ENTRIES SHOWN:
=== Section Start ===

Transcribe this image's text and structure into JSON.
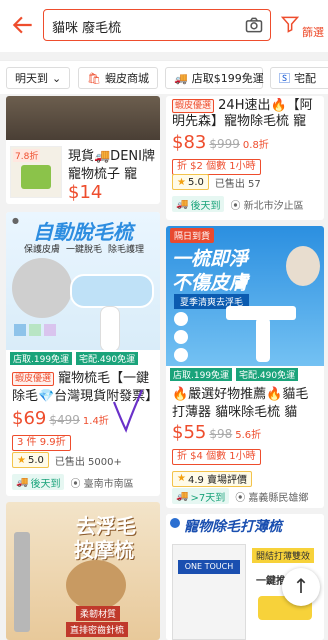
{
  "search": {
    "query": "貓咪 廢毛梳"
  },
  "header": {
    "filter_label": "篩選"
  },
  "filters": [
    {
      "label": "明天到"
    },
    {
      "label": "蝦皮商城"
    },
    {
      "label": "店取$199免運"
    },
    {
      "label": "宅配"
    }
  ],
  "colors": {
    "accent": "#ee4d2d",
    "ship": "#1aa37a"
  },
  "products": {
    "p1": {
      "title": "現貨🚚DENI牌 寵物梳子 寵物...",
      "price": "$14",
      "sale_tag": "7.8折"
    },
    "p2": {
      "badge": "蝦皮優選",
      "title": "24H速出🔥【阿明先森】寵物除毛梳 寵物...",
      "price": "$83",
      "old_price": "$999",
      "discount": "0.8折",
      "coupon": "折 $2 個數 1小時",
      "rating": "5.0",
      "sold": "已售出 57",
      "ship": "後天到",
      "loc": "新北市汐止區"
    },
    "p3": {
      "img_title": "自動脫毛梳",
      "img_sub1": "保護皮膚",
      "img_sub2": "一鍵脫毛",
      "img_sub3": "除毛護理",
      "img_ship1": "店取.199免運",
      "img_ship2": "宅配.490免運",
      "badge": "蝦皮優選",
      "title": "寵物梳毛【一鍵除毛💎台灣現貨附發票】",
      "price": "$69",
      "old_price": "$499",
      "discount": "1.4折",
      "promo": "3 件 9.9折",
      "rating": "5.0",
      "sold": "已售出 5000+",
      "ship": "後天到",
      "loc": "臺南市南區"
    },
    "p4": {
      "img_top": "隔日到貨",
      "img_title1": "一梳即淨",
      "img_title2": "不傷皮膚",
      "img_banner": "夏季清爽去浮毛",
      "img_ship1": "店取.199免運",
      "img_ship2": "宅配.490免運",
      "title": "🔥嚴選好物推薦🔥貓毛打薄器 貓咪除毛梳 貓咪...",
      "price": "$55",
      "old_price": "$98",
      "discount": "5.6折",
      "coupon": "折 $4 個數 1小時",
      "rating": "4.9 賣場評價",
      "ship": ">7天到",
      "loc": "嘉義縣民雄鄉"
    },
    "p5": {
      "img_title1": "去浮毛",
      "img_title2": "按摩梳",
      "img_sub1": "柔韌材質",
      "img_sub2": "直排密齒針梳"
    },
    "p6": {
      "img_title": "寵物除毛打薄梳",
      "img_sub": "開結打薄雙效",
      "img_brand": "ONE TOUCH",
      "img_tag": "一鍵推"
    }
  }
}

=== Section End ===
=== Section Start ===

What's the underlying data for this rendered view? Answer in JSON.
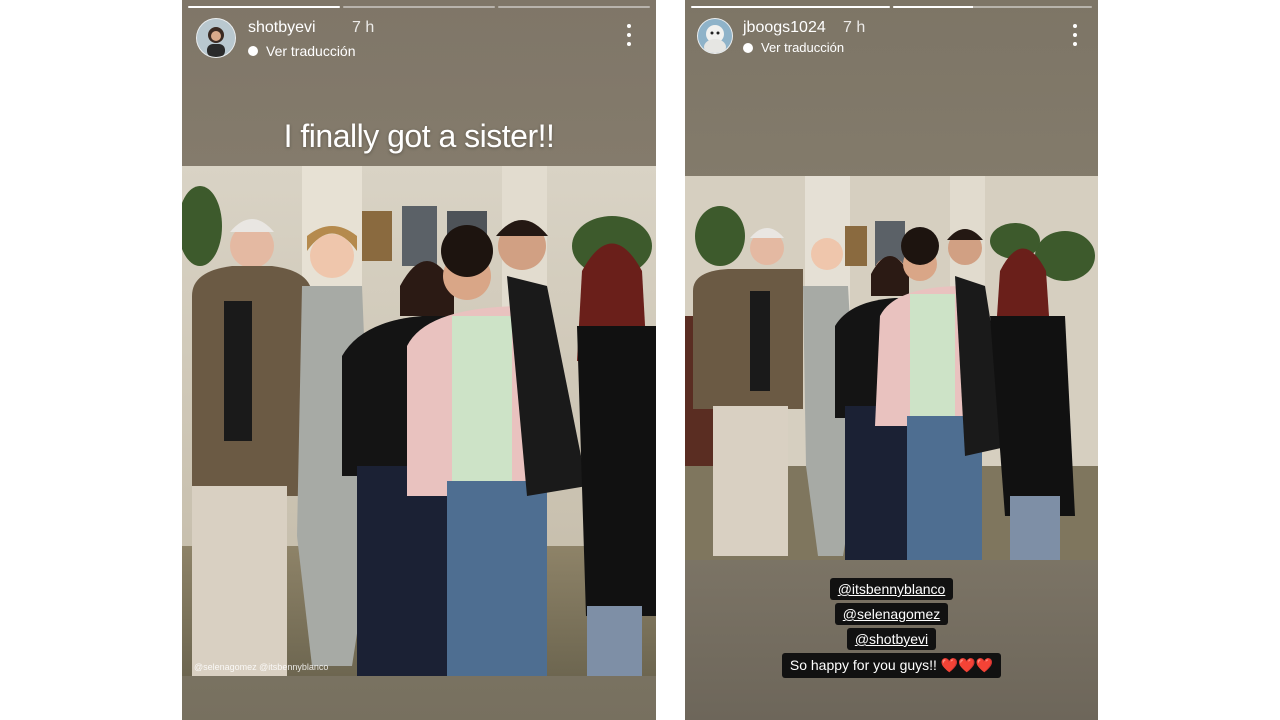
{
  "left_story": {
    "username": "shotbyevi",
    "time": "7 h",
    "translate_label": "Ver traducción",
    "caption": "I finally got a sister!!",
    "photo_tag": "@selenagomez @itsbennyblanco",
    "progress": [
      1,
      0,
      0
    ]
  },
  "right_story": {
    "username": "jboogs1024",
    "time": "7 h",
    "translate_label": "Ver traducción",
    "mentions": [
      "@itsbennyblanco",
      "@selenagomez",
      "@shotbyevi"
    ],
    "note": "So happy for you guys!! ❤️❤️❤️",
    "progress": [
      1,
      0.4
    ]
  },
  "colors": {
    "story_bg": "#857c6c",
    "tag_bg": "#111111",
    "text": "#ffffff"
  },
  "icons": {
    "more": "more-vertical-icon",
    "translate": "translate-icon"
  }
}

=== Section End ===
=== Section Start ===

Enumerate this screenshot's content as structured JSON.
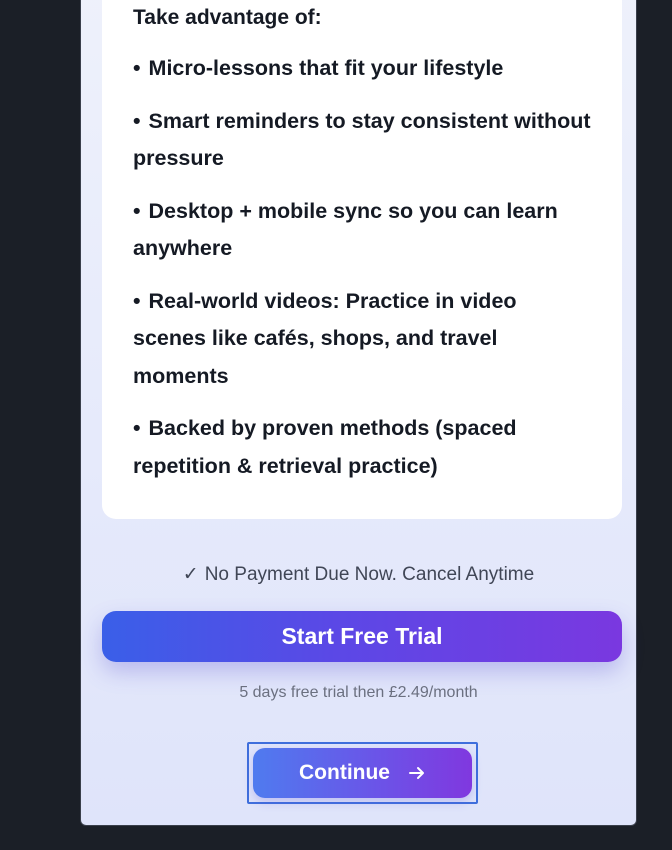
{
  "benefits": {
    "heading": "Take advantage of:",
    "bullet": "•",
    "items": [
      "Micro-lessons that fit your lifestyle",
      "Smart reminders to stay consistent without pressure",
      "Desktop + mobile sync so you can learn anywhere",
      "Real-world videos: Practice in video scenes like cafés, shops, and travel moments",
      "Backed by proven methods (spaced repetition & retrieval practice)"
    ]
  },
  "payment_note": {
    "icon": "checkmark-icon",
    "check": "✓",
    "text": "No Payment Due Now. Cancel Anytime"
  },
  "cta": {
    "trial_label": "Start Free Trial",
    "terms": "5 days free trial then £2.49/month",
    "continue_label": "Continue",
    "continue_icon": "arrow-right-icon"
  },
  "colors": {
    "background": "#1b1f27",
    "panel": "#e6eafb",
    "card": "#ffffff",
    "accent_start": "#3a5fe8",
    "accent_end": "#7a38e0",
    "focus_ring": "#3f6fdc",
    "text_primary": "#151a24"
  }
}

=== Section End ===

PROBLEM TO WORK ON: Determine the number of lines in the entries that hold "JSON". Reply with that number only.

SOLUTION FOR THIS EXERCISE: 3